Recycled Earrings Painting (Parrtjima 2022)
Festival goers had the chance to channel their inner artist during a workshop with local woman Zoe Fitzpatrick.
A Yanyuwa and Garrawa woman from Borroloola and Alice Springs, Zoe shared her love for painting through a fun, hands-on earring painting workshop that explored her history and techniques.
When Zoe was 15 she started painting with her mum in Borroloola, and began developing her own style when she moved to Adelaide, aged 19.
“At the time I was living in an unknown city and I felt very disconnected from my country, culture and family. Painting was my way to be able to connect with that part of me that was missing,” she said.
Now living back in Alice Springs, Zoe uses creativity as a way to unwind from the pressures of work as a registered nurse.
“Creating paintings for people brings me so much joy, and the feeling I get when I get lost in a painting is very special and something I like to share with others.”
Live Pottery Demonstration and Making Clay Animals (Parrtjima 2022 and 2023)
It was such a privilege watching the nimble fingers of Hermannsburg potters at work during their live pottery demonstration in 2022.
The potters, a collective of female Western Arrernte artists, bring the vibrant landscape and spirit of Central Australia to life with their colourful terracotta pots.
Taking inspiration from their natural environment and rich cultural history, the potters paint and sculpt stories about their culture, Country, daily life in their remote community of Hermannsburg, the mission days, bush tucker and, of course, football.
In 2023, workshop participants made clay animals and painted stories on clay after watching the ladies, but it did prove harder than it looked.
With a 30-year legacy, the Hermannsburg potters are world-renowned master ceramicists with extensive careers exhibiting through Australia and internationally. A highlight was their 2016 commission for the National Gallery of Victoria, ‘Our Land is Alive’, which set new benchmarks for their engaging and lyrical pots.
Hermannsburg, or Ntaria as it is known to Indigenous people, was established as a religious mission in the late 1800s by German Lutherans. It is based at the remote foothills of the MacDonnell Ranges, 130km west of Alice Springs, and serves as a hub for surrounding outstations.
Symbolic Storytelling with Warlukurlangu Artists (Parrtjima 2023)
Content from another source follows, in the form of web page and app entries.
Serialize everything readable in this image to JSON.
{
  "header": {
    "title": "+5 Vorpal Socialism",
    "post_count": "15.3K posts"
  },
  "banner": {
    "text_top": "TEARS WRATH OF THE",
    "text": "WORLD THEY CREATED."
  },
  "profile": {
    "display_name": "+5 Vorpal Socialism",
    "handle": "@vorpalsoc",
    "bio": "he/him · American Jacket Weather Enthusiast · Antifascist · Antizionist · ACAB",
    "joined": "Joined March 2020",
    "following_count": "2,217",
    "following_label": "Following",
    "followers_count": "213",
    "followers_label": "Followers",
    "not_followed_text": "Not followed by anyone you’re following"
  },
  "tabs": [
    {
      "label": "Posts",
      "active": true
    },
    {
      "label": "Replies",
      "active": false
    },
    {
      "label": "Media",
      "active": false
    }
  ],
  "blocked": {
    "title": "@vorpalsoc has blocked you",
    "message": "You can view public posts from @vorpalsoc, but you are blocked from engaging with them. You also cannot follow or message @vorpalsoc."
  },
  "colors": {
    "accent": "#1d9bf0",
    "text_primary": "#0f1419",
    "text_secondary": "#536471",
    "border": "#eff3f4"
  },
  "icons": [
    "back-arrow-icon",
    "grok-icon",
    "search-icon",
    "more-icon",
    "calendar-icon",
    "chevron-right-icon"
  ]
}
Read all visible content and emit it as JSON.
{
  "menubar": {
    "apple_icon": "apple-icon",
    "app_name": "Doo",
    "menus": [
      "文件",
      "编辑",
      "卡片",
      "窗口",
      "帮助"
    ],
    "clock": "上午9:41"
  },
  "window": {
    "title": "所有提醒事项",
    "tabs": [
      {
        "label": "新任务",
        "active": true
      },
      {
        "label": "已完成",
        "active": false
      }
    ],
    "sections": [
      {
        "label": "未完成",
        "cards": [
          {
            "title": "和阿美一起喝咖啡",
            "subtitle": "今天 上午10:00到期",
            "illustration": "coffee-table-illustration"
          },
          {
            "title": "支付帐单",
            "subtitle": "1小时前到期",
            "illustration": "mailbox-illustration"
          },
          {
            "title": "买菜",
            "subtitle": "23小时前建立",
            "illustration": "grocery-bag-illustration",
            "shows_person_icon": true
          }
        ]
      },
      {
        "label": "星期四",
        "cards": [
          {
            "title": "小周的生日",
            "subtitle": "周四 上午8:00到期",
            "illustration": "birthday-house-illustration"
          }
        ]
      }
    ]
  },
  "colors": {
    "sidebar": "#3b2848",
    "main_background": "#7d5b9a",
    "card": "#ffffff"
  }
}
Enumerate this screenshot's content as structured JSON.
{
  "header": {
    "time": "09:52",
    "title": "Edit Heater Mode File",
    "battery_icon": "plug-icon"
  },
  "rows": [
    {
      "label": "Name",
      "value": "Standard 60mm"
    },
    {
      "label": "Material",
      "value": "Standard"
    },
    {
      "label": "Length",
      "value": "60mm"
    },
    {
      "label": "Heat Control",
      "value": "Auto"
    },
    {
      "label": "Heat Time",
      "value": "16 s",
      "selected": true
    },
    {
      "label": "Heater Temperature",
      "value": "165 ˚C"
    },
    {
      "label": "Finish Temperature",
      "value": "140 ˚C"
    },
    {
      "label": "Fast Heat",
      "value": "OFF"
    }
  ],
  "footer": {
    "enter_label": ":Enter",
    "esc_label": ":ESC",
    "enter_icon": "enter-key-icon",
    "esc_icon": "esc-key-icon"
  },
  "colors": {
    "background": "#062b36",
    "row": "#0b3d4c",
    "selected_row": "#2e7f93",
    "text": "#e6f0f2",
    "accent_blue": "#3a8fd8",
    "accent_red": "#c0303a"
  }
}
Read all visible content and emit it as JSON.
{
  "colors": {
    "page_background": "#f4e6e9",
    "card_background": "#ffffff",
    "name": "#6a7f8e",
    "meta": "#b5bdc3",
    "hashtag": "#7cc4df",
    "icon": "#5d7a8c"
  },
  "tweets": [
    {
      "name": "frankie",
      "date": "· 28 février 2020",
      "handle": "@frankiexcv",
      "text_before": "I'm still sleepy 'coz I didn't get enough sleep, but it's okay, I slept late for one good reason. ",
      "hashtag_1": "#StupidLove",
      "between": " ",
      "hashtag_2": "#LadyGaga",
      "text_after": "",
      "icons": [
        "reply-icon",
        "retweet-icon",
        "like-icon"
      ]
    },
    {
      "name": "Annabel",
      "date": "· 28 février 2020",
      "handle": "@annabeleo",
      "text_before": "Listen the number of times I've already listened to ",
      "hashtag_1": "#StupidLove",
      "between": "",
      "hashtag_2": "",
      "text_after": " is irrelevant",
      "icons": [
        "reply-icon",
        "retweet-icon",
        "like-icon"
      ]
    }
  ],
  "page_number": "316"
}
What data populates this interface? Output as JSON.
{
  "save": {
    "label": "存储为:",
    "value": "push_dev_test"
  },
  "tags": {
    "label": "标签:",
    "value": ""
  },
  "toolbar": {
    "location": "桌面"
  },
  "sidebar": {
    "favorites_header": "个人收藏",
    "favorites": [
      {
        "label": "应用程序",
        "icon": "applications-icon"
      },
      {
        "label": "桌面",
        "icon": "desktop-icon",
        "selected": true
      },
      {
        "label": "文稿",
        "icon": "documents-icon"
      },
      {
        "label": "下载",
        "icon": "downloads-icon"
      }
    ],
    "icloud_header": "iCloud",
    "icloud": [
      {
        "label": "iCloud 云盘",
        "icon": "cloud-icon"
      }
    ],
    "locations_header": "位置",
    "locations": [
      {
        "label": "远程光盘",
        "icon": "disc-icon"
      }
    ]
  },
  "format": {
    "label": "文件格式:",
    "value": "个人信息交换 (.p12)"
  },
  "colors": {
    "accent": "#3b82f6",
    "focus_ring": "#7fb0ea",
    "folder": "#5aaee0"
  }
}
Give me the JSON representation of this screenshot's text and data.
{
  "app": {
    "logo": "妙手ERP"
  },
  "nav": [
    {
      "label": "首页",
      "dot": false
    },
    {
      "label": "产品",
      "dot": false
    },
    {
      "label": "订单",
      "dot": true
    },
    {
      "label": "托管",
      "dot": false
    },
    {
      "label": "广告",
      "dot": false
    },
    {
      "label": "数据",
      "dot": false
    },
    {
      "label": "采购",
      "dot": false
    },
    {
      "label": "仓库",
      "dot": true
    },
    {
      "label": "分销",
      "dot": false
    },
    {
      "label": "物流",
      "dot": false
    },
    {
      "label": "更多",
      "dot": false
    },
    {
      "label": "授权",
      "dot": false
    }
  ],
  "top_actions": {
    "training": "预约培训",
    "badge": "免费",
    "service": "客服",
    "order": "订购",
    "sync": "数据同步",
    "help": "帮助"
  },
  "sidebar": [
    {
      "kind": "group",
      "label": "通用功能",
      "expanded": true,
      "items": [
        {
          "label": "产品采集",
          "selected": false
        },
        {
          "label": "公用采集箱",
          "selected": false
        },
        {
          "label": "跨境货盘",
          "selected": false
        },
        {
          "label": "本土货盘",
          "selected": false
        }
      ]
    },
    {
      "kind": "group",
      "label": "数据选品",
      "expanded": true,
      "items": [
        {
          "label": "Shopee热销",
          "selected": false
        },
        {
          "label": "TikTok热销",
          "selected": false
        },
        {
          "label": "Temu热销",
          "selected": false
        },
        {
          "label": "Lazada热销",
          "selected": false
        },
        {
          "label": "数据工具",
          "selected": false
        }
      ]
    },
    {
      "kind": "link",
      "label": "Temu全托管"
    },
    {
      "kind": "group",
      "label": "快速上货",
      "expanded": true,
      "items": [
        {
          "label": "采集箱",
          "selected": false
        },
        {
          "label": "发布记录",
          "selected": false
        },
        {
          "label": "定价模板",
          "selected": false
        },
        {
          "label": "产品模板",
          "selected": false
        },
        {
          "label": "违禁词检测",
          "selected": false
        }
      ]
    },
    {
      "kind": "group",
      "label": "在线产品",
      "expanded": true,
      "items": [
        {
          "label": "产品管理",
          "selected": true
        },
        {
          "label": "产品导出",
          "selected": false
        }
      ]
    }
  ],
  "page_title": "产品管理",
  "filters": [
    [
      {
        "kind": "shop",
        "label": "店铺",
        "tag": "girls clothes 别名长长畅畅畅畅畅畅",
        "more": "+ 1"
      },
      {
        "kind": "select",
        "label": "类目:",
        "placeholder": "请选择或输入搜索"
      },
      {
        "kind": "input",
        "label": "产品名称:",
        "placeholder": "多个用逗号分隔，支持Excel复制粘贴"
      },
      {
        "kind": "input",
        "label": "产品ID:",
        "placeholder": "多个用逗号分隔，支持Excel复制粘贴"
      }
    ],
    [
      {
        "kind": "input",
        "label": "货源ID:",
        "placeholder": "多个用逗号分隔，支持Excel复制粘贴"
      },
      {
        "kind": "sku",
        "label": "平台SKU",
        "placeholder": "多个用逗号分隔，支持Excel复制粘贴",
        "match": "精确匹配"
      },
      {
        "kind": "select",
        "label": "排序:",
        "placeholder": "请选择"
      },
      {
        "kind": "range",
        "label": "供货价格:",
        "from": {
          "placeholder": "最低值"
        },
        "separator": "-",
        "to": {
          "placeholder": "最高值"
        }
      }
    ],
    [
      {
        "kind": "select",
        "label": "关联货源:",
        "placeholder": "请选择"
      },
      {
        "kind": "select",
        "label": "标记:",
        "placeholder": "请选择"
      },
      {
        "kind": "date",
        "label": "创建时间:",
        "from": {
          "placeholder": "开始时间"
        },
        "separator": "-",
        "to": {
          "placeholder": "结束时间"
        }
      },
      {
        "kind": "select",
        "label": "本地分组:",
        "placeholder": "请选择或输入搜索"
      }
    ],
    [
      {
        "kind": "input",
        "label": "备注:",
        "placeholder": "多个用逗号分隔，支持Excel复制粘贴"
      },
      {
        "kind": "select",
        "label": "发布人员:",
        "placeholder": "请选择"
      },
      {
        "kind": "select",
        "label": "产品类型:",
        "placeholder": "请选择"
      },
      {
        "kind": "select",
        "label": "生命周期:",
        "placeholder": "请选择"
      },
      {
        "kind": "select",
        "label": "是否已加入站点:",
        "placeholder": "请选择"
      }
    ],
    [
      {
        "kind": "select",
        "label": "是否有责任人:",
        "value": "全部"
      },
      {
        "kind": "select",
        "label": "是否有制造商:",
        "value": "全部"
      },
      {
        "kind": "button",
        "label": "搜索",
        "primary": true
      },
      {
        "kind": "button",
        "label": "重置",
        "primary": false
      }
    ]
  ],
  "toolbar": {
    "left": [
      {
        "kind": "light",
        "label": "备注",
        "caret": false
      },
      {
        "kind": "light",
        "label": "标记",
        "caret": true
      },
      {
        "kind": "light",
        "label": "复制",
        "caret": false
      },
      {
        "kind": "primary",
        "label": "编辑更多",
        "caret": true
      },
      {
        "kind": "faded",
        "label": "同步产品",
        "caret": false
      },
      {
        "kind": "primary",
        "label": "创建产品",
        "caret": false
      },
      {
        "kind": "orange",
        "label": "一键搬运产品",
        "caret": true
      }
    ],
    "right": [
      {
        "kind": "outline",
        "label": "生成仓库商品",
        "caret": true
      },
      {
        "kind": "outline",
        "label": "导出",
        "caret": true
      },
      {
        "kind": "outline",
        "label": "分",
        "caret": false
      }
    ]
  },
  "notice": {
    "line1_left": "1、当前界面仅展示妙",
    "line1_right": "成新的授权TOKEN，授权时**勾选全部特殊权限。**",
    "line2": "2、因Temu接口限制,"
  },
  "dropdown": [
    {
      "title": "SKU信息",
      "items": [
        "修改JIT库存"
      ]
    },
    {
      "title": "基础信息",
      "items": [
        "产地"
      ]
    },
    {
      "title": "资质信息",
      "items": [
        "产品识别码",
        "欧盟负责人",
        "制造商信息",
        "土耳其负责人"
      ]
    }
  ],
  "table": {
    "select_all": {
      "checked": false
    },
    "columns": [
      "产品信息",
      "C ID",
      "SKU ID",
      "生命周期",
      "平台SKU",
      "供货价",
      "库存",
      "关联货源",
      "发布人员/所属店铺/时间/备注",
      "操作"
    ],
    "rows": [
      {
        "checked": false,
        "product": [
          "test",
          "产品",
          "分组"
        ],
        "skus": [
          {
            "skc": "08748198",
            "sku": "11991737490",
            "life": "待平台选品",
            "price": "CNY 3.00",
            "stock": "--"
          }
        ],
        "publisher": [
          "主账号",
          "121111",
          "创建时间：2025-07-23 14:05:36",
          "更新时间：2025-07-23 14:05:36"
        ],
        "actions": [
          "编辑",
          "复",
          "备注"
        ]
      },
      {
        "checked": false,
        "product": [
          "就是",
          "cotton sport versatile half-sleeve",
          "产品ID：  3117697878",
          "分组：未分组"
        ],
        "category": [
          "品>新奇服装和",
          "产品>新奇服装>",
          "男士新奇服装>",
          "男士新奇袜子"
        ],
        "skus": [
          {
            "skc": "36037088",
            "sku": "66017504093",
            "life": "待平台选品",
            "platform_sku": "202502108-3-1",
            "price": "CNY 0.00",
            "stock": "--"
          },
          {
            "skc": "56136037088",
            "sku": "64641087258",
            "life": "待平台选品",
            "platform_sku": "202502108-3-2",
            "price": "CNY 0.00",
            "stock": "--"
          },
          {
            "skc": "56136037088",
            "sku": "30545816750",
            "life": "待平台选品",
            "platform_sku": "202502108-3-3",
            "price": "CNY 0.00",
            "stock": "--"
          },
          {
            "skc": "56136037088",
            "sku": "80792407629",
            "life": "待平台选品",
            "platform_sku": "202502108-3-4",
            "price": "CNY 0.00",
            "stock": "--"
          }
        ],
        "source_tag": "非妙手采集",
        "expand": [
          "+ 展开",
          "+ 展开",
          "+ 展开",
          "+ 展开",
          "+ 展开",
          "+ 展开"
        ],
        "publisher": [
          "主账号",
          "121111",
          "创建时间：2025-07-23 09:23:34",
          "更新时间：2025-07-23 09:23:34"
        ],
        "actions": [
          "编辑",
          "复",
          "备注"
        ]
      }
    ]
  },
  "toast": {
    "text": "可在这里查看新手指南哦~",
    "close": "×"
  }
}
Australian Indigenous artists are renowned for their use of symbolism.
Every artwork tells a unique story and often holds deeper meaning through symbols and iconography.
In 2023, festival goers got to paint alongside artists from Warlukurlangu Artists – one of the oldest, strongest and most significant Aboriginal Art Centres in Australia.
Famous for their gloriously colourful acrylic paintings, the artists navigate traditional storytelling techniques with brightly coloured symbols.
In 2023, participants at Parrtjima personalised their own acrylic artwork with symbols that related to their own journey, while learning about how Indigenous art continues to be a significant, crucial part of storytelling and knowledge transmission.
Warlukurlangu Artists has a rich and vibrant history that showcases the artistic achievements and cultural significance of the Warlpiri and Anmatyerre people from Yuendumu, Nyirripi and surrounding communities.
Since it was established in 1985, the art centre has played a pivotal role in preserving, promoting and enhancing the lives of local people through the creation of stunning artworks and fostering an understanding of Indigenous culture.